- [Exercise goal]
Images are to be left out when the records below are printed word for word.
(Information supplied)
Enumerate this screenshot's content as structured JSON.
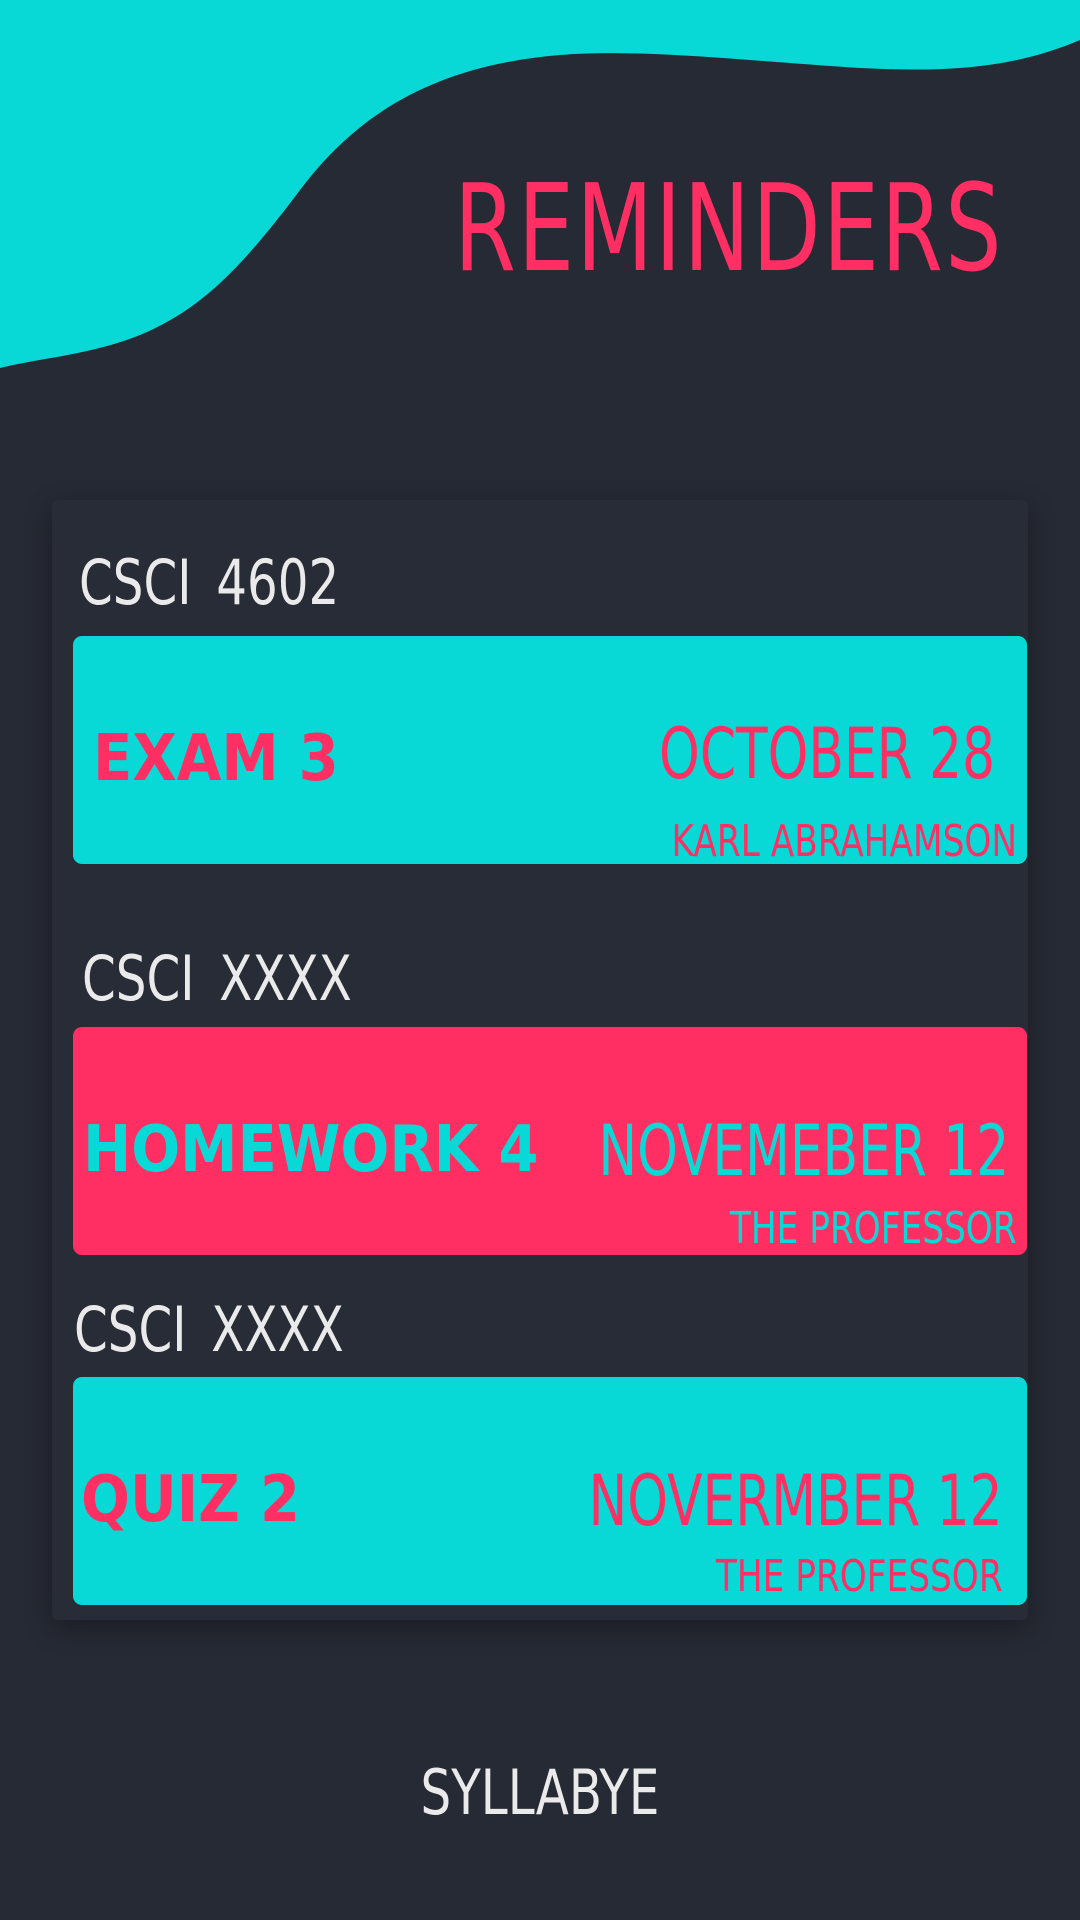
{
  "header": {
    "title": "REMINDERS"
  },
  "reminders": [
    {
      "course": "CSCI 4602",
      "task": "EXAM 3",
      "date": "OCTOBER 28",
      "professor": "KARL ABRAHAMSON"
    },
    {
      "course": "CSCI  XXXX",
      "task": "HOMEWORK 4",
      "date": "NOVEMEBER 12",
      "professor": "THE PROFESSOR"
    },
    {
      "course": "CSCI  XXXX",
      "task": "QUIZ 2",
      "date": "NOVERMBER 12",
      "professor": "THE PROFESSOR"
    }
  ],
  "footer": {
    "brand": "SYLLABYE"
  },
  "colors": {
    "background": "#262a34",
    "panel": "#282c36",
    "accent_cyan": "#08d9d6",
    "accent_pink": "#ff2e63",
    "text_light": "#eaeaea"
  }
}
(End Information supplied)
- [Written reply]
Enumerate this screenshot's content as structured JSON.
{
  "header": {
    "title": "REMINDERS"
  },
  "reminders": [
    {
      "course": "CSCI 4602",
      "task": "EXAM 3",
      "date": "OCTOBER 28",
      "professor": "KARL ABRAHAMSON"
    },
    {
      "course": "CSCI  XXXX",
      "task": "HOMEWORK 4",
      "date": "NOVEMEBER 12",
      "professor": "THE PROFESSOR"
    },
    {
      "course": "CSCI  XXXX",
      "task": "QUIZ 2",
      "date": "NOVERMBER 12",
      "professor": "THE PROFESSOR"
    }
  ],
  "footer": {
    "brand": "SYLLABYE"
  },
  "colors": {
    "background": "#262a34",
    "panel": "#282c36",
    "accent_cyan": "#08d9d6",
    "accent_pink": "#ff2e63",
    "text_light": "#eaeaea"
  }
}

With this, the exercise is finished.